**EXERCISE GOAL**
Scan the listing below for "Save", then report every line that has it.

**** DATA ****

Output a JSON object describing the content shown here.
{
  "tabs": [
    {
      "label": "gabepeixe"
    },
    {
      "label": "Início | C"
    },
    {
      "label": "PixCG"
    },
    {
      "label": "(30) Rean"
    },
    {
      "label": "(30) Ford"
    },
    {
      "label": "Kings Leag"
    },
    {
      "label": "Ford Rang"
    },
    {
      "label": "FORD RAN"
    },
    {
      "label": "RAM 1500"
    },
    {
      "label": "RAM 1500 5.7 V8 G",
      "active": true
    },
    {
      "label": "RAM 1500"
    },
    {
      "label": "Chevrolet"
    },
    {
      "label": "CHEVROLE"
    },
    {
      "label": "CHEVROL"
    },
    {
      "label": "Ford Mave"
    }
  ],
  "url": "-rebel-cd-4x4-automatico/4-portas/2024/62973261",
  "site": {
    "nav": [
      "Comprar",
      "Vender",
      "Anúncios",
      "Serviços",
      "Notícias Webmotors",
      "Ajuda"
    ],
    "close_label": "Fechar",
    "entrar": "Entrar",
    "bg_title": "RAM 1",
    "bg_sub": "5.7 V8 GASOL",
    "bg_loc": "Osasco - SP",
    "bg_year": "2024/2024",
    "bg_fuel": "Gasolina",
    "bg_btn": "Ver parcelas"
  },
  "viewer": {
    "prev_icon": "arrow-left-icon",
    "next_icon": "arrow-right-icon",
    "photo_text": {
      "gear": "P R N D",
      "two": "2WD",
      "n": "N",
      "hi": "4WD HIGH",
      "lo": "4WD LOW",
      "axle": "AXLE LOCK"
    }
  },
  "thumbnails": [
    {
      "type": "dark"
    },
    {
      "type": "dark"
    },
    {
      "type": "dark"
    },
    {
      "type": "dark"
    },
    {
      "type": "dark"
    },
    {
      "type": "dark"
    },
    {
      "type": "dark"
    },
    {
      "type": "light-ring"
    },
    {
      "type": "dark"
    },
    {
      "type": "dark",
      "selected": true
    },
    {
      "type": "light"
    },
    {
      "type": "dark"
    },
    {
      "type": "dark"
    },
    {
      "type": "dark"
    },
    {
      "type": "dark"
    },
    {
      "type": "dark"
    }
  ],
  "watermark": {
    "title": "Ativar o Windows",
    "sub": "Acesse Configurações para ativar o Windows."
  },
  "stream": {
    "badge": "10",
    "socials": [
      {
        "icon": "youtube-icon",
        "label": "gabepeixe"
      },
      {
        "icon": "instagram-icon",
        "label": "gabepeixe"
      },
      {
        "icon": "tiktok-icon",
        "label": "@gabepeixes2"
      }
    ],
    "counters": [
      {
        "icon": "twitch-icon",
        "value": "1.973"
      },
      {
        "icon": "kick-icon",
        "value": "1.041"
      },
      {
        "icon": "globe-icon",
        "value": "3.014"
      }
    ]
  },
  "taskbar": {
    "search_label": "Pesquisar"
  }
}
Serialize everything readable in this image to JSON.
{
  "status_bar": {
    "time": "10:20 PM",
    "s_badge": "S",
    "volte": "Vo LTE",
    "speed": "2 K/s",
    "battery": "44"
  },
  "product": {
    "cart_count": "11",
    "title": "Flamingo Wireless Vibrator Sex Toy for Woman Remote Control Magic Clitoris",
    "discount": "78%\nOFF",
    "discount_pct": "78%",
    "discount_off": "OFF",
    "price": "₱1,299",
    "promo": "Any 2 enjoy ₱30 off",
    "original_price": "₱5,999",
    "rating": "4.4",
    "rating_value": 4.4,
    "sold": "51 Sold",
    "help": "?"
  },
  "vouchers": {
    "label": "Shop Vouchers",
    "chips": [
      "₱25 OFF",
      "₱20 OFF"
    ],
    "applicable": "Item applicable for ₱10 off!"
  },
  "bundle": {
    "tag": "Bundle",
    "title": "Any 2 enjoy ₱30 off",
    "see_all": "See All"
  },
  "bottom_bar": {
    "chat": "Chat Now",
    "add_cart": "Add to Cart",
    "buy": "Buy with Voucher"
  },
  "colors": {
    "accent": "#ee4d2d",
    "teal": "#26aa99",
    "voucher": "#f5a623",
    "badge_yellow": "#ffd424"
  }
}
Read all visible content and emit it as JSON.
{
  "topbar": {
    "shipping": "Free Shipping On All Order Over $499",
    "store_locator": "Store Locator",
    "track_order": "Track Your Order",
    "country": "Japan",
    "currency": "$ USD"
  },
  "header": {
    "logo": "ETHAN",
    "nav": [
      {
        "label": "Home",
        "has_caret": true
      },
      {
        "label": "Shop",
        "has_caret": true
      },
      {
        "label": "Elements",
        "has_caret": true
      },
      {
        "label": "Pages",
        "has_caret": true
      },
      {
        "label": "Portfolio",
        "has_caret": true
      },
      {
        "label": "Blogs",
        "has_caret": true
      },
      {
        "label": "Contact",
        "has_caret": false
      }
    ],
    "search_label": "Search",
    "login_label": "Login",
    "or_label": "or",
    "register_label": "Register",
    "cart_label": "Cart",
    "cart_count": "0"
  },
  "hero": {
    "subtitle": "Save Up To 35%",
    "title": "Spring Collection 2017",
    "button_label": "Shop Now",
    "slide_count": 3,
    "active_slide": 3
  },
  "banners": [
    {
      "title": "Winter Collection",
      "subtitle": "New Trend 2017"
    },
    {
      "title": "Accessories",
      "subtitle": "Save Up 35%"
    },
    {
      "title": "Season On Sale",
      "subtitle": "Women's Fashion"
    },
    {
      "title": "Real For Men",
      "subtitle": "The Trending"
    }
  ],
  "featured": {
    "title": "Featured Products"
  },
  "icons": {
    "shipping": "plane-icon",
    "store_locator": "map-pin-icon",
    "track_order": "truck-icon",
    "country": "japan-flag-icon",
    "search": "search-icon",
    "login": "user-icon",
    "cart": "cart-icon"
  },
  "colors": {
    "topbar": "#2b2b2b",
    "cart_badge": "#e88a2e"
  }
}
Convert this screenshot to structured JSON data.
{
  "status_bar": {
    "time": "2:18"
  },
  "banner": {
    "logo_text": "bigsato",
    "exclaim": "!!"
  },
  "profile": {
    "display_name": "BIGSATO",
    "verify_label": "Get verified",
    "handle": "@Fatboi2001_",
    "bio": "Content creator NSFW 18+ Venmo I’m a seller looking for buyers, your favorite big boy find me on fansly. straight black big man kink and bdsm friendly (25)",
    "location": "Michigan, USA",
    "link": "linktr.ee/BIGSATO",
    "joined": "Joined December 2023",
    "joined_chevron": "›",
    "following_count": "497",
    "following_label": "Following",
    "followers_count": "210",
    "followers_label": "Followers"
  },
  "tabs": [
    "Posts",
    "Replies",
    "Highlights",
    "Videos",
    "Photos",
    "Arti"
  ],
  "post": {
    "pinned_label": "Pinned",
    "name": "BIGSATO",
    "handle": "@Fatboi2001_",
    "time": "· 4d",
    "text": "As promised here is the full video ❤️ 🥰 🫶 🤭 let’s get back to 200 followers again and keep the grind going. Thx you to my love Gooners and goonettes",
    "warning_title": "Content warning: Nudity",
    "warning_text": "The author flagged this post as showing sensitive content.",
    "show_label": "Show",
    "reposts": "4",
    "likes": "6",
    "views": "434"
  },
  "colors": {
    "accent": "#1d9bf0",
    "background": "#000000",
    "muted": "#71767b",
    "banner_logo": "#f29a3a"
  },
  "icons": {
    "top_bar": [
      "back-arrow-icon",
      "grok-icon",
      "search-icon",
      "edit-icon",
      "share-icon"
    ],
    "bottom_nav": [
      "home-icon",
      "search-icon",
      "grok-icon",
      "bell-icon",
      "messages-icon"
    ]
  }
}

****

**ANSWER SPACE**
    "subtitle": "Save Up To 35%",
      "subtitle": "Save Up 35%"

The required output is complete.